Options for Full-Day Services for Children Participating in Head Start . History of the Full-Day Program


The history of the program's full-day services dates to the program's first year of service in 1965. At that time, the program operated under the auspices of a community action program (CAP). The director of the CAP (a local rancher) surveyed a group of low-income parents in the community in 1965, and asked them what kind of child care they needed. Then, as now, both parents in farm labor families worked in the fields for a 12-hour day during the peak harvest season to earn enough money for the family to live on for the rest of the year. These parents asked the CAP director for full-day child care, which he funded through a combination of Head Start and non-Head Start Federal migrant money (Head Start migrant funds were not yet available). The program later received a relatively small amount of Head Start migrant funding and Head Start full-day funding as well.

Full-day services, however, were provided to a much larger group of children when the Head Start program transferred (in 1967) from CAP auspices to those of the Tulare County public schools. The county schools were able to obtain additional wraparound funding (in 1972) from the California Department of Education to subsidize the regular half-day Head Start program.

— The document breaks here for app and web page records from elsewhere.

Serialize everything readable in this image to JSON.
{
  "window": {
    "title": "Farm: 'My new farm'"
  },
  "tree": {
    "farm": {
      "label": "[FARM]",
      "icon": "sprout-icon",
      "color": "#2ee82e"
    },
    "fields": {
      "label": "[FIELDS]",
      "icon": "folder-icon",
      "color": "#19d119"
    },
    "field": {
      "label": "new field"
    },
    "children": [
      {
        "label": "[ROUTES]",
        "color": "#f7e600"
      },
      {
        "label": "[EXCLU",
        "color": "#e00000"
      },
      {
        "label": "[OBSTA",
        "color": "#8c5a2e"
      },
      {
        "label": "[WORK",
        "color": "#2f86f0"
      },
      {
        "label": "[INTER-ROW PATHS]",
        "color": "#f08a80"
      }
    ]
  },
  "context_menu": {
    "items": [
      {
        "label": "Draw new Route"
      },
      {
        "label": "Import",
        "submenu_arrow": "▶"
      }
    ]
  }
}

These new General Child Care (GCC) and State Preschool (SPS) funds had been available in California since 1945, when many women supporting the war effort went to work in the California shipyards.